A world in which the possibility of war is utterly eliminated, a completely pacified globe, would be a world without the distinction between friend and enemy and hence a world without politics. It is conceivable that such a world might contain many very interesting antitheses and contrasts […] but there would not be a meaningful antithesis whereby men could be required to sacrifice life, authorized to shed blood, and kill other human beings. For the definition of the political, it is here irrelevant whether such a world without politics is desirable as an ideal situation.
It should be noted that Schmitt’s relationship to Nazism was “of the greatest complexity.”
It should also be noted that Derrida was a Sephardic Jew born in 1930.
The interrelated questions—what constitutes an enemy (someone we may kill, according to Schmitt); and what constitutes a friend (someone to whom we’re obliged to respond if called upon, according to Derrida)—are of the utmost historical significance. By overturning traditional notions of friendship and enmity, Derrida is proposing a different form of democracy, one which wouldn’t abide by a holocaust, whether it’s perpetrated by gas chambre, or nuclear bomb.
Working from the exigencies of his existence—compulsed by the energies of his intellect, his nature, and his circumstance—Derrida writes about philia in the pressing need to alter the entire political sphere.
I approach the problem smaller.
I, a woman born in safety; a writer of stories, rather than a professor of philosophy; a person seeking, almost wanting pain from the time before I could remember, if only to make the world make sense—make it come into balance: I focus on philia as love.
In all good sense, what you hear above all is loving; you must hear loving; you cannot fail to hear it in total confidence when the word friendship resounds: friendship consists in loving, does it not; it is a way of loving, of course. Consequence, implication: it is therefore an act before being a situation; rather, the act of loving, before being a state of being loved. An action before a passion.
In this passage, Derrida clearly flirts with the meaning of philia. I’ll go a little bit further.
Philia, as I want to read it, isn’t restricted to the political. Rather, it’s the realm of religion, morality, metaphysics. This is love. This is what it means to do philo-sophia: it means to ask why we’re here. In a world where the earth’s revolt against humankind will be more destructive than what we’ll inflict on each other directly—a world of interwoven, indirect, and global infliction, to which I contribute by virtue of the fact that I’m alive: in this world, what gives my existence a modicum of meaning? You want to live, to eat, to plug your computer into an outlet—to kill or maim or otherwise injure the life of the planet, the womb of a woman who’s picking crops: you’ll put that food in your mouth, and her mouth is breathing pesticides.

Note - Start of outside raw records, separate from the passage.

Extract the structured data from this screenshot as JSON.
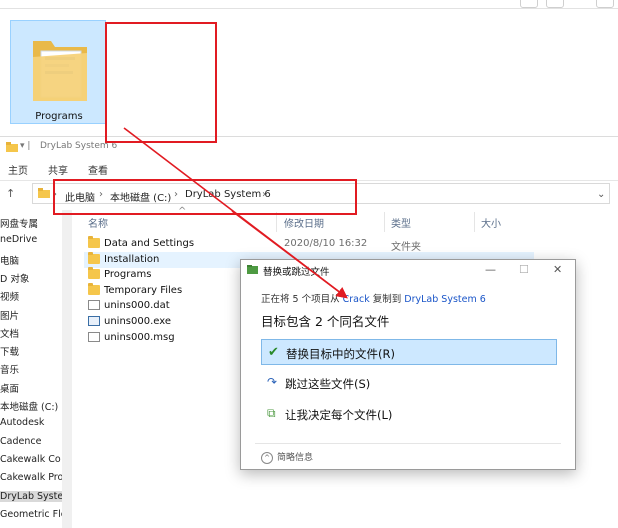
{
  "folder_tile": {
    "label": "Programs"
  },
  "explorer": {
    "title": "DryLab System 6",
    "ribbon": [
      "主页",
      "共享",
      "查看"
    ],
    "breadcrumb": [
      "此电脑",
      "本地磁盘 (C:)",
      "DryLab System 6"
    ],
    "columns": [
      "名称",
      "修改日期",
      "类型",
      "大小"
    ],
    "files": [
      {
        "name": "Data and Settings",
        "date": "2020/8/10 16:32",
        "type": "文件夹",
        "kind": "folder"
      },
      {
        "name": "Installation",
        "date": "",
        "type": "",
        "kind": "folder"
      },
      {
        "name": "Programs",
        "date": "",
        "type": "",
        "kind": "folder"
      },
      {
        "name": "Temporary Files",
        "date": "",
        "type": "",
        "kind": "folder"
      },
      {
        "name": "unins000.dat",
        "date": "",
        "type": "",
        "kind": "dat"
      },
      {
        "name": "unins000.exe",
        "date": "",
        "type": "",
        "kind": "exe"
      },
      {
        "name": "unins000.msg",
        "date": "",
        "type": "",
        "kind": "doc"
      }
    ],
    "sidebar": [
      "网盘专属",
      "neDrive",
      "电脑",
      "D 对象",
      "视频",
      "图片",
      "文档",
      "下载",
      "音乐",
      "桌面",
      "本地磁盘 (C:)",
      "Autodesk",
      "Cadence",
      "Cakewalk Co",
      "Cakewalk Pro",
      "DryLab Syster",
      "Geometric Fle"
    ]
  },
  "dialog": {
    "title": "替换或跳过文件",
    "progress_prefix": "正在将 5 个项目从",
    "source": "Crack",
    "mid": "复制到",
    "dest": "DryLab System 6",
    "heading": "目标包含 2 个同名文件",
    "options": [
      "替换目标中的文件(R)",
      "跳过这些文件(S)",
      "让我决定每个文件(L)"
    ],
    "footer": "简略信息",
    "btn_min": "—",
    "btn_max": "☐",
    "btn_close": "✕"
  },
  "colors": {
    "annotation": "#e11b22",
    "accent": "#0078d7",
    "selection": "#cde8ff"
  }
}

You presume to warm the air, the oceans—the temperatures rising, the sea-levels rising, extinctions, migrations (the people who clamour at the border, seeking refuge from weather and war): all are rising—all so you can have the ‘life style’ to which you’ve grown accustomed?
Yes: I presume.
I want, I think, to live. So I’d better have a reason why.
This is philia as love. This is philosophy.